"It's about a modal shift. We're aiming for less use of cars and more use of public transport. What we're also working hard on is improving the perception of public transport.
"The perception is that it's a poor quality service but the reality is that's not true. We've got to work at that and that's one of the things we've been doing. There are hundreds of buses coming into the Team Valley."
The increasing reliance on public transport at Team Valley has been mirrored elsewhere in the region. Data released by the Office for National Statistics last year showed more people were using public transport to get to work in the North East than any other region except London.
And transport bosses in the region are pushing on with plans to make life easier for cyclists and commuters making their way to out-of-town developments.
Earlier this month the Tyne and Wear Integrated Transport Authority submitted a bid for pounds 5m of funding from the Government's Local Sustainable Transport Fund. If the proposal is successful five new cycle routes will be provided for Newcastle and Sunderland.
While future investment would be welcome, Peter is keen to stress that now both Tyne Tunnel crossings are open, some of the congestion that used to clog up the A1 at peak times has cleared. Of the specific targets set by the CIC, the survey results show that only the one relating to car sharing wasn't met. "There has been a decrease in the level of car sharing but generally it's very encouraging," said Peter.
"It's very positive and it's a continuation of what we're trying to achieve.

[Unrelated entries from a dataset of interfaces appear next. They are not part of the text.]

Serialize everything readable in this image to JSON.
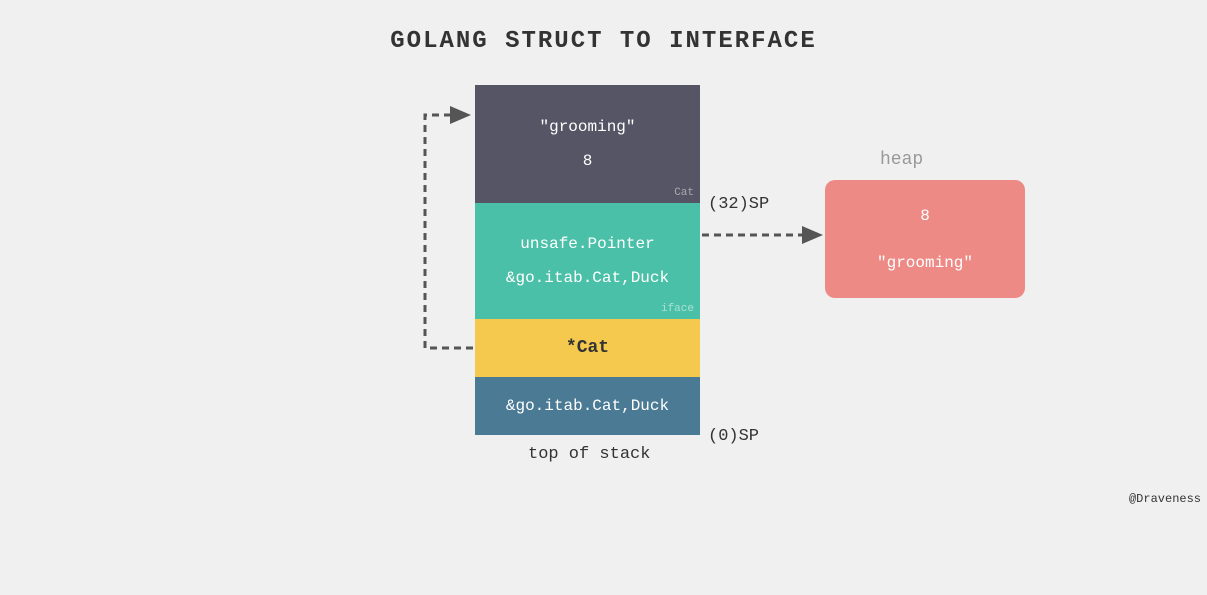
{
  "title": "GOLANG STRUCT TO INTERFACE",
  "stack": {
    "dark": {
      "line1": "\"grooming\"",
      "line2": "8",
      "corner": "Cat"
    },
    "teal": {
      "line1": "unsafe.Pointer",
      "line2": "&go.itab.Cat,Duck",
      "corner": "iface"
    },
    "yellow": {
      "line1": "*Cat"
    },
    "blue": {
      "line1": "&go.itab.Cat,Duck"
    }
  },
  "heap": {
    "label": "heap",
    "line1": "8",
    "line2": "\"grooming\""
  },
  "labels": {
    "sp32": "(32)SP",
    "sp0": "(0)SP",
    "top_of_stack": "top of stack"
  },
  "credit": "@Draveness"
}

Managing transport behaviour is longhaul stuff and it takes a lot of hard work to do it.
"We'll continue the work that we've been doing, it's a process of evolution, not revolution. …